Parks loaded the CDs with video clips, interviews, photos, and parts of the soundtrack. To introduce Light Magic to the public, Disney
decided to host a $25 ticketed preview night for Disneyland passholders. On May 13th, 1997 nearly 20,000 people filled
the parade route and were introduced to Disneyland’s Light Magic for the very first time… and
it was awful. It was reported that some guests hated it
so much that they were actually booing at the performance, and after the parade guest
relations were forced to deal with a number of refund requests. There were of course technical glitches and
mishaps that were to be expected with a test run of the parade, but beyond that the parade
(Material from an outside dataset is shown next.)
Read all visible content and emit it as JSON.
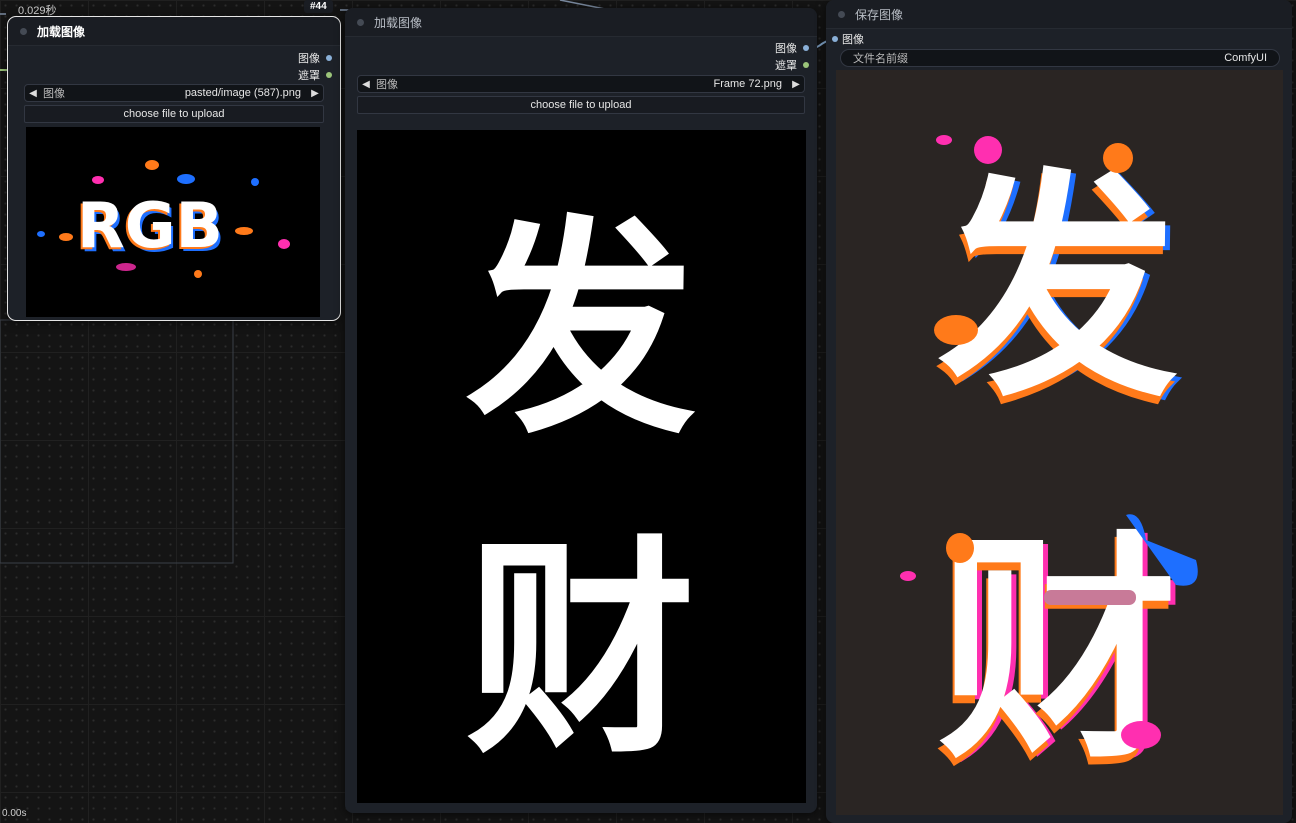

was criticized for being everything from confusing to just plain boring. The streetacular was a performance that featured
fairies and popular Disney characters who would dance to Celtic arrangements of both
original music and popular Disney tunes. The plot, if you could call it a plot, followed
the fairies as they woke up and danced. A storm brews over the characters, but Tinker
Bell shows up and clears it away with some pixie dust. Then there’s a two-minute projected sequence
and then the characters return to… dance some more. They play some percussion and then… that’s
really it. The technical glitches were eventually ironed
out, but even after it’s May 23rd public debut, Light Magic was critically panned as
not only a sad follow-up to the beloved Main Street Electrical Parade, but just as a bad
parade in general. Meanwhile by comparison, Disneyland’s daytime
parade, the Hercules Victory Parade, was a hit. So much so that Disney began to lean on it
when it came to advertising the park in the summer of 1997. When Labor Day weekend rolled around the Light
Magic ended it’s summer run, and just a month later Disney would announce that it
was to go on a two-year hiatus to in order to be retooled and fixed up for the summer
season of the year 2000. Instead of Light Magic, the 1998 summer season
would instead feature a parade promoting the upcoming animated feature film, Mulan, taking
a cue from Hercules’ success. The Mulan parade would eventually go on to
be a crowd pleaser, and at a reported fifth of the cost of Light Magic. That following February, when PKR Consulting
reported on the hospitality industry in the Orange County area, they specifically attributed
Light Magic’s poor reception and word of mouth to the 1% drop in hotel occupancy that
year. If that wasn’t bad enough labor disputes
caused Lazarus Lighting Design to sue Disney. They argued that Disney owed them over half
a million dollars in unpaid labor, and demanded a million dollars in damages and lost business. They claimed that Disney provided storyboards
for the parade just three months prior to it’s debut, and made costly changes as late
at 16 days before the public would see it. They also claimed that Disney blamed them
for the poor reception and glitches, hurting their reputation as a business. But really, Light Magic’s shortcomings had
little to do with faulty projectors or technical snafus. Disney aimed to create a show that stood out
as different from the Main Street Electrical Parade, and while they succeeded at being
different, they didn’t adapt to those differences. A parade in many ways is fleeting. Floats approach, and just as quickly they’re
gone. We’re drawn to the spectacle of the float
design and the characters on them. Parades might have a theme, but they seldom
need a plot. However once you stop those floats for twenty
minutes, well, it’s not a parade anymore. It’s a stage performance. That’s when spectacle and design take a
backseat to elements like story and pacing and theme and that’s what Light Magic was
lacking. Sure it had fancy floats, but when there’s
nothing engaging happening on them, they’re useless. The summer of 2000 would eventually roll around
and as many expected, Light Magic was nowhere to be found. Disney quietly let the parade fade into the
past. For them, it was a costly lesson and cautionary
tale about what happens when the core elements of entertainment are pushed aside for fancy
bells and whistles. It pays to mix things up once in a while,
but sometimes you can stray too far from the very thing that pulls people in to begin with.